A spin-off/sequel that managed to deliver all the key facets of the franchise and resulted in the best film of the series since “Rocky”.
“CREED” follows the story of a young man living in the shadows of his late father, and in trying to make a name for his own, he enlists former Heavyweight Champion Rocky Balboa to train and mentor him.
There are few people that have not seen Sylvester Stallone don the gloves in the squared circle. His in-the-ring action has culminated in some of the most climactic sports moments in cinema. While there has been some less than impressive entries in the series I actually really enjoyed “Rocky Balboa” in 2006. With the news of “Creed” coming to theaters my anticipation was naturally high but I was slightly apprehensive about how good the movie would actually be.
Much to my delight this was an excellent film all around and easily the best since “Rocky”. The story was very well thought out and filled with great writing which created characters that effortlessly pull you in, as well as creating a somber continuation of Stallone’s famous role. The film took a big chance in letting the lead go to someone else other than Stallone and with the emotionally charged performance of Michael B. Jordan, it turned out to be a brilliant move.
Director Ryan Coogler (Fruitvale Station) crafted a very polished film and in teaming with Jordan once again, the two created a dramatic film that under its lining was much more than a simple boxing movie. Yes, there are many of the elements that make a boxing film, the training montages, motivational speeches, being knocked down and getting back up – but there was much more to this script and all of the layers blended perfectly together.
At its root this film was about a son without a father figure, and a man that had accomplished it all, and was left with little else to do with his existence. The script does a great job of detailing these sub-plots and with the strong chemistry between Jordan and Stallone the result is as dramatic as intended without ever seeming forced.
Stallone was amazing in his smaller performance and he was able to bring some levels of emotion to the character I have not seen from him. There is no doubt he knows the role of Rocky Balboa, he created the persona and it has been a mainstay his in his career for decades, but he felt much more vulnerable in this film than any other, and it was nothing short of compelling.
Despite everything going on in the film there were subtle moments where I watched his character and his current state of life and I found myself thinking back over the past films contemplating the life this character had, and how he had come full circle from rags, to riches, only to find himself living the life of solace he did in the 1976 classic.
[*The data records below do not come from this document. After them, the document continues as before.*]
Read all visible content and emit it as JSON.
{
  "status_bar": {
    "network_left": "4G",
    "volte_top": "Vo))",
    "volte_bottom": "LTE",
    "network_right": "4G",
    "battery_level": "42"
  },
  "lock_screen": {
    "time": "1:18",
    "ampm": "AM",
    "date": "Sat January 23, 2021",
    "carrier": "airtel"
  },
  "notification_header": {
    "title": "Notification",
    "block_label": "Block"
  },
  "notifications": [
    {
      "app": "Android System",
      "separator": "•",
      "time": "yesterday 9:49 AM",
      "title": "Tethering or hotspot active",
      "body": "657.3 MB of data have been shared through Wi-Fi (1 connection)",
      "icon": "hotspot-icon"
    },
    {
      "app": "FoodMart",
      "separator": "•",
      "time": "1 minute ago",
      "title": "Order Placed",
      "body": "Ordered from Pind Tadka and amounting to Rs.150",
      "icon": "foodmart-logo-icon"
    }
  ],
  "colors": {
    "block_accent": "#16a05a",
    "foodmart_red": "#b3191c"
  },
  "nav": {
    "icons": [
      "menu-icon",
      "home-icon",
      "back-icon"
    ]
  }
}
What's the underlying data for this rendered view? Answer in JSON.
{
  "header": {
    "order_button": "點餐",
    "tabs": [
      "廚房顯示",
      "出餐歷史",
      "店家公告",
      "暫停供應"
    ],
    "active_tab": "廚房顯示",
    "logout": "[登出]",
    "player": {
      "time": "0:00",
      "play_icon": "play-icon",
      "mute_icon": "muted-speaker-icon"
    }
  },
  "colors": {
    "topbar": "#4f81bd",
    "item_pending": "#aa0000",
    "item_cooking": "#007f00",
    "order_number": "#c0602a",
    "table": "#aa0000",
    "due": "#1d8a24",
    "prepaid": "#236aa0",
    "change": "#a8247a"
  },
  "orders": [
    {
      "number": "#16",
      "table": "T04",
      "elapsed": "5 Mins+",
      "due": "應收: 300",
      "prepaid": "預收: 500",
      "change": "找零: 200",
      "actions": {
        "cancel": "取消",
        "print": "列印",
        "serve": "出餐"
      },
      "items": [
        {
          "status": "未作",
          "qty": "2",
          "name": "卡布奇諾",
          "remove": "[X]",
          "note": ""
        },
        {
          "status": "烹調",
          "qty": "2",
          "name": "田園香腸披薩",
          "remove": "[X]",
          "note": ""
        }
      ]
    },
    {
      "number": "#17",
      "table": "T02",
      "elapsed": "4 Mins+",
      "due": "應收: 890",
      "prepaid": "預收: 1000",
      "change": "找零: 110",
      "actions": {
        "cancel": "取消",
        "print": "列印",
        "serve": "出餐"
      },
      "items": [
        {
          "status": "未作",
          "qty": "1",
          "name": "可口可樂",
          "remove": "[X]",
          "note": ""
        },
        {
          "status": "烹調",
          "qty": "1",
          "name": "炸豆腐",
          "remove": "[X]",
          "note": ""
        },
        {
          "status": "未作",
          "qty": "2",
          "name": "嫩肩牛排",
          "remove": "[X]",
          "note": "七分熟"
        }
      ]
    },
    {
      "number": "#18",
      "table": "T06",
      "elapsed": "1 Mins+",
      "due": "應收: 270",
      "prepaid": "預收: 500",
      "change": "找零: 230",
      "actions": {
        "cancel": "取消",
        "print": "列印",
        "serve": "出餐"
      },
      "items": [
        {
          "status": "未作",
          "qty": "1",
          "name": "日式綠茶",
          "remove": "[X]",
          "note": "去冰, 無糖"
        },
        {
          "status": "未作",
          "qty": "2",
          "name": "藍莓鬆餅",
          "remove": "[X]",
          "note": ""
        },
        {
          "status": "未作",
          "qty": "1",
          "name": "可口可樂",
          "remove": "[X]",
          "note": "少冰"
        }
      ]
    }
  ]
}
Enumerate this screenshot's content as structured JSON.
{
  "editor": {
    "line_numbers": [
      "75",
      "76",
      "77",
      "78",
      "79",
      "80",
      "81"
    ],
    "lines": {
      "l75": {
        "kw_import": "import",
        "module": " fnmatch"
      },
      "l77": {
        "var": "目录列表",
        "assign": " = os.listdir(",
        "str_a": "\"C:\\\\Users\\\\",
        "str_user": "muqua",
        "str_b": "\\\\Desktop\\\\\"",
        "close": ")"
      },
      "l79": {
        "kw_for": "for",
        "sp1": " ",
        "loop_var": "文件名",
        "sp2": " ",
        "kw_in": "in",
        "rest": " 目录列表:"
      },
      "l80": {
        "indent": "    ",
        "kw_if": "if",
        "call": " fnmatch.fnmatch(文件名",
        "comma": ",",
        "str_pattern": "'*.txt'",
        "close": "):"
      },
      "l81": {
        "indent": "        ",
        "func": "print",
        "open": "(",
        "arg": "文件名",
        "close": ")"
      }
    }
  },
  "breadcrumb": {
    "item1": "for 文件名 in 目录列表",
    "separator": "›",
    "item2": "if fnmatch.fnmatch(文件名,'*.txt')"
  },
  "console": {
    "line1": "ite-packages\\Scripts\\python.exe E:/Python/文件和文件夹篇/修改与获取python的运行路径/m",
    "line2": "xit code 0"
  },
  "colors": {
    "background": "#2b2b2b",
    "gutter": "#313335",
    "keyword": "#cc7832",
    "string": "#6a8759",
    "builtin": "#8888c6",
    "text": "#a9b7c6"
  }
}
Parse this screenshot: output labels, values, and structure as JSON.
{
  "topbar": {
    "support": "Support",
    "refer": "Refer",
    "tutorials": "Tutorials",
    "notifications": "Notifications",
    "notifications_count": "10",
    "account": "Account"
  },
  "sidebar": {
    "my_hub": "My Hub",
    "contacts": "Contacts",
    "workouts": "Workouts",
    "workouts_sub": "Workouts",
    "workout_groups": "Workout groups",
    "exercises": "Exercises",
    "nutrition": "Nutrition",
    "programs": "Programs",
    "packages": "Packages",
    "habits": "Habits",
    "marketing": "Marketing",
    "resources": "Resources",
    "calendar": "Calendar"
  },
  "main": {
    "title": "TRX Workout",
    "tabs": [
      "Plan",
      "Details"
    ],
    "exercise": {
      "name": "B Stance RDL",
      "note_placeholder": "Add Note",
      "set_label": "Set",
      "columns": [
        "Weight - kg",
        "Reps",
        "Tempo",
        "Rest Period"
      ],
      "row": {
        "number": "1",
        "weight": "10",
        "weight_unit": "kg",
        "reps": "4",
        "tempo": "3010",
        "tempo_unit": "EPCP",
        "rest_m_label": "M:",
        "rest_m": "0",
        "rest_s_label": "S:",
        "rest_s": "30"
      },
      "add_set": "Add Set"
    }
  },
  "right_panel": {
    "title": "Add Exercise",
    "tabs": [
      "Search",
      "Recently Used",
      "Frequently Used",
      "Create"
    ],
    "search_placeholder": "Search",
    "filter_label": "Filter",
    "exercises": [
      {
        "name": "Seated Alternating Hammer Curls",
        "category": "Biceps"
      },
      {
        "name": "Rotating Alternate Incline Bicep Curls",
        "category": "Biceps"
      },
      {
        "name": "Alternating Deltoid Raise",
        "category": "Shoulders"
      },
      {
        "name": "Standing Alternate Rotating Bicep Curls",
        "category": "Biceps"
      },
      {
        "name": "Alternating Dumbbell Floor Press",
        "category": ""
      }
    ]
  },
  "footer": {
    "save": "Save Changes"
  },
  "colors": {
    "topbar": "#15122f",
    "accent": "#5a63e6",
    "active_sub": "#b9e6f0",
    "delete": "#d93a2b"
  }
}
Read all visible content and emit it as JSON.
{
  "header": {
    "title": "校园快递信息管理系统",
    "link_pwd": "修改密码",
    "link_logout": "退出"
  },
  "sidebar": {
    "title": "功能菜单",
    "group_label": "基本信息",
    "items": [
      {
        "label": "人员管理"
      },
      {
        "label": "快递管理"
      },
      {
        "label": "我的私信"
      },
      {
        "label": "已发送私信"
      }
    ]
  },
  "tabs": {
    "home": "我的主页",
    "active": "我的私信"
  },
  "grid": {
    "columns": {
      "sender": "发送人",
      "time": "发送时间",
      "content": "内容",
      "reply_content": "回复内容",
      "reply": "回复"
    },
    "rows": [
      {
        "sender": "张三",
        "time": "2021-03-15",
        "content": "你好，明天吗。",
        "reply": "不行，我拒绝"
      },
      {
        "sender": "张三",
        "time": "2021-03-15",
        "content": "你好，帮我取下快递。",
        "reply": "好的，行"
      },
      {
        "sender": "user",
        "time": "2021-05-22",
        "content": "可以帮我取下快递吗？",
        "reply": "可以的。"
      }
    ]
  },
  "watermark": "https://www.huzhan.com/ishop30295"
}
For me this only fueled the thought provoking plots that made up the fabric of the script. It is a testament to the quality of the writing when the viewer can reflect back over a mans boxing career as if it was a real biography, not the continued development of a fictional character.
Despite everything that this film had to offer in terms of story-telling and character performances this was still a boxing film at heart and that aspect was only another of the elements Coogler nailed with perfection. The boxing cinematography was beautiful and without over Hollywood-izing the action Coogler created some pulse pounding in-the-ring action.
Jordan was in excellent condition and there was no denying his skill in bringing the role the physicality and attitude needed to pull off the full intention. He captured the hunger an determination of a young fighter and at the same time the emotional torment of a young man trying to find his place, or where he fits in to the world. Jordan overall felt every bit the part of an up-and-coming boxer, making the role his own, and I would not be surprised to see this film carryover into sequels of their own.
In the end “Creed” was a knockout success and one of the better films I have seen this year. It was easily the best film since “Rocky” and brought the franchise one of its most well thought scripts. Stallone was flawless in his persona of the humbled Balboa and Jordan again delivers a performance to validate him as one of Hollywood’s bright rising stars.
I highly recommend this film to sit back and appreciate all the franchise has accomplished over the years. Many moments will tug on your heart strings and lure your complete attention, while the beautifully captured boxing action will have you on the edge of your seat. “Creed” will take you on a complete journey of the world this franchise has created, there will be moments to remind you of days past, as well as a emotional introduction to the next direction of the story-line, post Balboa.
– Starring –
Michael B. Jordan, Sylvester Stallone, Tessa Thompson, Tony Bellew, Phylicia Rashad, Ritchie Coster, Wood Harris, Graham McTavish
– Directed By –
Time: 133 min
MPAA Rating: PG-13 (For violence, language and some sexuality)